Your afternoon napping should be avoided before a sleep test. You may get requested to bathe or shower before your sleep study. The equipment gets delivered to you for a home sleep apnea test, or you can pick up the equipment from our office. You’ll be given notes on how to use the equipment’s.
After you get ready to sleep, one of the technologists will put sensors on your scalp, forehead, chest and Legs using tape or glue.
Wires connect the sensors to a computer, but the cables are long enough to allow you to move around in bed. A small clip is set on your finger or ear to observe the oxygen level in your blood.
While you sleep, a technologist observes your:
• Brain waves
• Eye activities
• Heart rate
• Breathing habit
• Blood oxygen level
• Body position
• Chest and abdominal motion
• Limb motion
• Snoring and other sounds you may make as you rest.
Sleep Study technologists monitor you throughout the night.
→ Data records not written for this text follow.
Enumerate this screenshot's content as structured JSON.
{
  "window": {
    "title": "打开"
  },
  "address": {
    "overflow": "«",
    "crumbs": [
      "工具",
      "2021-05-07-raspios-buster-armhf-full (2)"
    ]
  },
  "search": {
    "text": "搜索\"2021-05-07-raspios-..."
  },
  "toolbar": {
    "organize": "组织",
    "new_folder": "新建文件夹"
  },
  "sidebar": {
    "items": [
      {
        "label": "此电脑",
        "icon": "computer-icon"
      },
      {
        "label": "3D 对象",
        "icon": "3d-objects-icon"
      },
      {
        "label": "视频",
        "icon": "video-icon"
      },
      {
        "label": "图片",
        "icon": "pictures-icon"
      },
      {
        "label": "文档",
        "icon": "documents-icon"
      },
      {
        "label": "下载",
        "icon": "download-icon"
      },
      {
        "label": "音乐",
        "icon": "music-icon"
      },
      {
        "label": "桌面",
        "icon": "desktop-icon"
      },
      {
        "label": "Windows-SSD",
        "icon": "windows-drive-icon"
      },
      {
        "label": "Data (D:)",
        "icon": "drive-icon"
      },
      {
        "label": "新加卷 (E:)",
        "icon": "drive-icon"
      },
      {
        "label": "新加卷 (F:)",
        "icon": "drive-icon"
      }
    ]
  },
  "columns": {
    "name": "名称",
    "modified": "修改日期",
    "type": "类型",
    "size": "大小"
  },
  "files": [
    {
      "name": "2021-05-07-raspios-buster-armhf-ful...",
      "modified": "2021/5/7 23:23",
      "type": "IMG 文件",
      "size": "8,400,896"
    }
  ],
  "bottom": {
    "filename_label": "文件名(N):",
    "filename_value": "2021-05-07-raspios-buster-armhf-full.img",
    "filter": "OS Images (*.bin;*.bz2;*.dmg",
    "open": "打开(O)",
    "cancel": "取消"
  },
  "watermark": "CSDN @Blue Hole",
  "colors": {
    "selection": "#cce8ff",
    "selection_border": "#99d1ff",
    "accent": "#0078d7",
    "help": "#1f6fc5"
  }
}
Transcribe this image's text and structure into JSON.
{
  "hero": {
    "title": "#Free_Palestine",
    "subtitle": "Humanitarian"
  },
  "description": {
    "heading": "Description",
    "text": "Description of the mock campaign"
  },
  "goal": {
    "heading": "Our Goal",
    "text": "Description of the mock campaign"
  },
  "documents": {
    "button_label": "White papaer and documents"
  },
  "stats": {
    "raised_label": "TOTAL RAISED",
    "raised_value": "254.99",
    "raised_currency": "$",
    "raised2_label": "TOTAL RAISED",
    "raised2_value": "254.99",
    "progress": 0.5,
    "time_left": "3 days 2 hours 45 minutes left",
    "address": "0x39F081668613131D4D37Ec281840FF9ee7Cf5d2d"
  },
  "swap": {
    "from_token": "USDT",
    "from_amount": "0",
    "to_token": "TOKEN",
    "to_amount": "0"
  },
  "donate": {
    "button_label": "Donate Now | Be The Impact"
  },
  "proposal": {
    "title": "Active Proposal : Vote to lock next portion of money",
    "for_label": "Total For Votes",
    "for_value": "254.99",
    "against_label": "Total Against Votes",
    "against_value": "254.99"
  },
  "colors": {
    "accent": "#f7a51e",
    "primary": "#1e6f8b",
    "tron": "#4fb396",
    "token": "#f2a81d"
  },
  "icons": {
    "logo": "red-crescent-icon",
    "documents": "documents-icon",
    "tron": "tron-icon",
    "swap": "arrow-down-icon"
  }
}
If you need help, you can talk to them through the monitoring gear. They can enter the room to free up the wires if you need to get up during the night.
The measures recorded during polysomnography deliver much data about your sleep habits.
• Brain waves and eye movements in sleep can assist your health care team to assess your sleep phases and finding disruptions due to sleep ailments such as narcolepsy and REM sleep behaviour disorder.
• Heart, breathing rate changes, and abnormal blood oxygen changes during sleep may indicate sleep apnea.
• Correct sets for PAP or oxygen if your doctor would like to prescribe these for home use.
• Frequent leg activities that disrupt your sleep may indicate periodic limb movement disorder.
• Unusual movements or behaviours may be signs of REM sleep behaviour disorder or another sleep disorder.
The data gathered during sleep study is evaluated first by a technologist, who uses the data to record your sleep stages and cycles. Then that data is reviewed by our doctor. Our doctor will check the data collected, and it may take you a few days or weeks to get your results. It’s feasible that the effects may not deliver enough data, and we may suggest in-lab polysomnography.
At a follow-up meeting, our doctor will examine the results with you. Based on the data collected, the doctor will review any or recommend further evaluation that you may need. At KEFI Home healthcare we help you to do a sleep study test at home or in lab to manage, detect, treat and to cure sleep disorders.